**The data**:
^^^^^^^^

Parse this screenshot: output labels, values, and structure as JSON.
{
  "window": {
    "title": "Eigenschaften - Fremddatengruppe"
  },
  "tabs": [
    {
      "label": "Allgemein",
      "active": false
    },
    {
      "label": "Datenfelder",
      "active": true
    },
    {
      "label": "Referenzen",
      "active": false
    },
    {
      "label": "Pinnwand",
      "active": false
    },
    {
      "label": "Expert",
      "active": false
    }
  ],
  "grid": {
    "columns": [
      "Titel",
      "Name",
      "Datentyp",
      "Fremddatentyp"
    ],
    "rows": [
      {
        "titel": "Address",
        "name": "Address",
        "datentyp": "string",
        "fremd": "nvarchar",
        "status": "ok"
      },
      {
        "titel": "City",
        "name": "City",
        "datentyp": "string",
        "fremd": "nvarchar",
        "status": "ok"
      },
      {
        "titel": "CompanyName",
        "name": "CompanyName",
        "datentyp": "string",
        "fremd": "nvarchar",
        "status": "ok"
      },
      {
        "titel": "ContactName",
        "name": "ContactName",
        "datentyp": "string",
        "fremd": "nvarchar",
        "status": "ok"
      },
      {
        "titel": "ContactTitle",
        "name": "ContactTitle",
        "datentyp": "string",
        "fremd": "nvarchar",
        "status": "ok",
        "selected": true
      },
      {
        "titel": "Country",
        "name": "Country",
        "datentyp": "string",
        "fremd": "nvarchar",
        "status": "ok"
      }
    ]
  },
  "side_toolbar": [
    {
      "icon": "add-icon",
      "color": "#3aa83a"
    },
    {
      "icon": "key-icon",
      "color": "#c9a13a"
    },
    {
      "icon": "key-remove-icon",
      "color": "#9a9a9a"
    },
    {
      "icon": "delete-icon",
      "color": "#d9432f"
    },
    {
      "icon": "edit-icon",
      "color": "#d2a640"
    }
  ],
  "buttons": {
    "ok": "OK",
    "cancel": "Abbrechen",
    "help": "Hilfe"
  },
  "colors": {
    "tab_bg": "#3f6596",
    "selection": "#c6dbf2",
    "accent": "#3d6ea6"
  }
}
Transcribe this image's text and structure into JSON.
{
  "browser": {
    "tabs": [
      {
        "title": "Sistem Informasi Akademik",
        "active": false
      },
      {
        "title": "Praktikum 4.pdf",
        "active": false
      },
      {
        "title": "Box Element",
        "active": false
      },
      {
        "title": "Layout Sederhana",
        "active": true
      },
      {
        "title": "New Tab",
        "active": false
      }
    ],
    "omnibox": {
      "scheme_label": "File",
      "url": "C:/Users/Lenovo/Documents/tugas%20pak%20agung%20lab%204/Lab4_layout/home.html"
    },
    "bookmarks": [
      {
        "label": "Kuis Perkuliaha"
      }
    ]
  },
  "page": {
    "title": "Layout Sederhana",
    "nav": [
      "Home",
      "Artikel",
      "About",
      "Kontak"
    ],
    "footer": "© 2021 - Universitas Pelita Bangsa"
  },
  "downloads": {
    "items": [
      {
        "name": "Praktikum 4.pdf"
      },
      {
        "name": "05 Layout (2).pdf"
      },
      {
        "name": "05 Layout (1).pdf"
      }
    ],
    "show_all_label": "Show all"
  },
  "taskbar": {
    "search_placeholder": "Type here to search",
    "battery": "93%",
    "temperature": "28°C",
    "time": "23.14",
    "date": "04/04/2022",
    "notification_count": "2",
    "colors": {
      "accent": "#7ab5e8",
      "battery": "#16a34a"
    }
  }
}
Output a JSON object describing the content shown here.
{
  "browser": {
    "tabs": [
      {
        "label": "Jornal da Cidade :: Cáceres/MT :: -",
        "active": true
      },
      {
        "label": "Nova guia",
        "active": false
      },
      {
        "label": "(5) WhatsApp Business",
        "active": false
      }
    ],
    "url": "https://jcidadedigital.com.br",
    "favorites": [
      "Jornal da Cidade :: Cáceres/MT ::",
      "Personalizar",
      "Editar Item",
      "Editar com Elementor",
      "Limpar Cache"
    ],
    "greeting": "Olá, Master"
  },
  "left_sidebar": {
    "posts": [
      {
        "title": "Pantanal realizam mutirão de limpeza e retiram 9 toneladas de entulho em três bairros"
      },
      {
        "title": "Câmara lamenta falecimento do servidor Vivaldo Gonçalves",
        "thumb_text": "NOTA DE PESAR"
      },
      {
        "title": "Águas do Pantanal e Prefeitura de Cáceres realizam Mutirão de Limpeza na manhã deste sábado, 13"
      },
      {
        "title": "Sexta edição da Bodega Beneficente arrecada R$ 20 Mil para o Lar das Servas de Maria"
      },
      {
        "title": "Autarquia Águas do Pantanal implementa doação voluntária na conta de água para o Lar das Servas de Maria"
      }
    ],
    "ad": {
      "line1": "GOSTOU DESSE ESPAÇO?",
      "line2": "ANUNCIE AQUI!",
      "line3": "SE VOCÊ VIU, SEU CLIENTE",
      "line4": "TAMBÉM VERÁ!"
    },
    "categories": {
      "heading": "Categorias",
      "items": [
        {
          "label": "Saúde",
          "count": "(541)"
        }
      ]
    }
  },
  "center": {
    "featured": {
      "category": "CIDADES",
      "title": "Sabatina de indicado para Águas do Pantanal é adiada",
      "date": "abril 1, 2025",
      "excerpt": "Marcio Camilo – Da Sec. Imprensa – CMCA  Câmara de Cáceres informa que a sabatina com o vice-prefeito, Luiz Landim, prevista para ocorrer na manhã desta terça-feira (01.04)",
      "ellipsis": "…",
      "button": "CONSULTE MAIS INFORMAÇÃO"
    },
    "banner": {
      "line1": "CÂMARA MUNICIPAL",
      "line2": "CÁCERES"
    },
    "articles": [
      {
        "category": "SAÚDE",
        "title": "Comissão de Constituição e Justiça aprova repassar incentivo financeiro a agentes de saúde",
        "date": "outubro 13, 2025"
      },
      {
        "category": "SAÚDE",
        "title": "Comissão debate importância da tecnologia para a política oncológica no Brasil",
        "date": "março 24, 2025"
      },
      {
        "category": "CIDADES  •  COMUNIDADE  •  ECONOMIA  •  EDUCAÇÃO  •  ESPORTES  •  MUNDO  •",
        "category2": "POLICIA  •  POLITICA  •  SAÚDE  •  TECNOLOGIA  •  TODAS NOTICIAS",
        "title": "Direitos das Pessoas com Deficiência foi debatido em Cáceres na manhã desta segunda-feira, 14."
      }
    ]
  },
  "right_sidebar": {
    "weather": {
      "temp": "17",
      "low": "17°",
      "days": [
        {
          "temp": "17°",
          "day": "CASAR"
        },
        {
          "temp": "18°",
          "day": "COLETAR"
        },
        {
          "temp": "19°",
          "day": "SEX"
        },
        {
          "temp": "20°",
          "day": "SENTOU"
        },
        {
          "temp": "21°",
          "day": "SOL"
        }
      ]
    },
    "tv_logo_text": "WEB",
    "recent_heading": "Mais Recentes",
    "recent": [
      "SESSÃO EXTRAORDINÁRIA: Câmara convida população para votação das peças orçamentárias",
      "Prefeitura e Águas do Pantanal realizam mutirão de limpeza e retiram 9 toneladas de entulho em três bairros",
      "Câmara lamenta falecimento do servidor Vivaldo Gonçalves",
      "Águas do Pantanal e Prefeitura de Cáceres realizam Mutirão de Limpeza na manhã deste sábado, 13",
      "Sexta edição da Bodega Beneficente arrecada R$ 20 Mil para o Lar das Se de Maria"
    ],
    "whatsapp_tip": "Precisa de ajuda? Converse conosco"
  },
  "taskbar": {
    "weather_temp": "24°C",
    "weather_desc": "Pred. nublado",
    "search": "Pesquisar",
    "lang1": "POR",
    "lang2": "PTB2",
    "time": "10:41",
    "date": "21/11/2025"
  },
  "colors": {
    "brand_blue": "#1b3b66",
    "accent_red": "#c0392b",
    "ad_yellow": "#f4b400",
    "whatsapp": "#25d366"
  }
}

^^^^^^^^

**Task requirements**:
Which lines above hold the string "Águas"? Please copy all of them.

**Answer**:
        "title": "Águas do Pantanal e Prefeitura de Cáceres realizam Mutirão de Limpeza na manhã deste sábado, 13"
        "title": "Autarquia Águas do Pantanal implementa doação voluntária na conta de água para o Lar das Servas de Maria"
      "title": "Sabatina de indicado para Águas do Pantanal é adiada",
      "Prefeitura e Águas do Pantanal realizam mutirão de limpeza e retiram 9 toneladas de entulho em três bairros",
      "Águas do Pantanal e Prefeitura de Cáceres realizam Mutirão de Limpeza na manhã deste sábado, 13",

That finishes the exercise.